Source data
-------------------------
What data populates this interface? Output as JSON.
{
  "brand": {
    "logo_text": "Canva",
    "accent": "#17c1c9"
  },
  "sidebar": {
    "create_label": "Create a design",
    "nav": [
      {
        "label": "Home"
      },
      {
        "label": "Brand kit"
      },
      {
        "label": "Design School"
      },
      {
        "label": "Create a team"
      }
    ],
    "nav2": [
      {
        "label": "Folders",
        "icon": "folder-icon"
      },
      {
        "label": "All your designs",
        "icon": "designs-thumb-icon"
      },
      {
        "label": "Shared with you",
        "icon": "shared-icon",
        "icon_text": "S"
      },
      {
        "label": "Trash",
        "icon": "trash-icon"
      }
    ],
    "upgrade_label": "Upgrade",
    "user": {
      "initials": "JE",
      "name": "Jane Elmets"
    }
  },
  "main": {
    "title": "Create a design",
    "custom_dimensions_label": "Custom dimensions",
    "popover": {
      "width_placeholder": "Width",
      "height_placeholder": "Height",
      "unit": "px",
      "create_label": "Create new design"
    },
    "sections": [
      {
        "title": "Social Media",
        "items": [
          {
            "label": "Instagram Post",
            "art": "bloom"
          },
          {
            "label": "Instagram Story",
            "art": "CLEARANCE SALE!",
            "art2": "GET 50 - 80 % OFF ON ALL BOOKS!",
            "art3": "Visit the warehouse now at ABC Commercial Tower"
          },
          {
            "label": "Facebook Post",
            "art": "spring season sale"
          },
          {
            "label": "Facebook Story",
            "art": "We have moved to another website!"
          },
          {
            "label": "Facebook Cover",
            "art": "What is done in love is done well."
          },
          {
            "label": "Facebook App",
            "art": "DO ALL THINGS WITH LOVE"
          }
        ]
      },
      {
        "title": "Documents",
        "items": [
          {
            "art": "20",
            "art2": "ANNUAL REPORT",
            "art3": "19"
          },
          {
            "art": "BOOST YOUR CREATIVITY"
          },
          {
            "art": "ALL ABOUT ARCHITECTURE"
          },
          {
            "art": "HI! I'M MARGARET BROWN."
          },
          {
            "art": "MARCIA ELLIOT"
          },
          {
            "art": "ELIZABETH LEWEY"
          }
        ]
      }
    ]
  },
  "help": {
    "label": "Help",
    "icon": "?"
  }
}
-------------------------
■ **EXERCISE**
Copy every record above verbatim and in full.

■ **WRITTEN ANSWER**
What data populates this interface? Output as JSON.
{
  "brand": {
    "logo_text": "Canva",
    "accent": "#17c1c9"
  },
  "sidebar": {
    "create_label": "Create a design",
    "nav": [
      {
        "label": "Home"
      },
      {
        "label": "Brand kit"
      },
      {
        "label": "Design School"
      },
      {
        "label": "Create a team"
      }
    ],
    "nav2": [
      {
        "label": "Folders",
        "icon": "folder-icon"
      },
      {
        "label": "All your designs",
        "icon": "designs-thumb-icon"
      },
      {
        "label": "Shared with you",
        "icon": "shared-icon",
        "icon_text": "S"
      },
      {
        "label": "Trash",
        "icon": "trash-icon"
      }
    ],
    "upgrade_label": "Upgrade",
    "user": {
      "initials": "JE",
      "name": "Jane Elmets"
    }
  },
  "main": {
    "title": "Create a design",
    "custom_dimensions_label": "Custom dimensions",
    "popover": {
      "width_placeholder": "Width",
      "height_placeholder": "Height",
      "unit": "px",
      "create_label": "Create new design"
    },
    "sections": [
      {
        "title": "Social Media",
        "items": [
          {
            "label": "Instagram Post",
            "art": "bloom"
          },
          {
            "label": "Instagram Story",
            "art": "CLEARANCE SALE!",
            "art2": "GET 50 - 80 % OFF ON ALL BOOKS!",
            "art3": "Visit the warehouse now at ABC Commercial Tower"
          },
          {
            "label": "Facebook Post",
            "art": "spring season sale"
          },
          {
            "label": "Facebook Story",
            "art": "We have moved to another website!"
          },
          {
            "label": "Facebook Cover",
            "art": "What is done in love is done well."
          },
          {
            "label": "Facebook App",
            "art": "DO ALL THINGS WITH LOVE"
          }
        ]
      },
      {
        "title": "Documents",
        "items": [
          {
            "art": "20",
            "art2": "ANNUAL REPORT",
            "art3": "19"
          },
          {
            "art": "BOOST YOUR CREATIVITY"
          },
          {
            "art": "ALL ABOUT ARCHITECTURE"
          },
          {
            "art": "HI! I'M MARGARET BROWN."
          },
          {
            "art": "MARCIA ELLIOT"
          },
          {
            "art": "ELIZABETH LEWEY"
          }
        ]
      }
    ]
  },
  "help": {
    "label": "Help",
    "icon": "?"
  }
}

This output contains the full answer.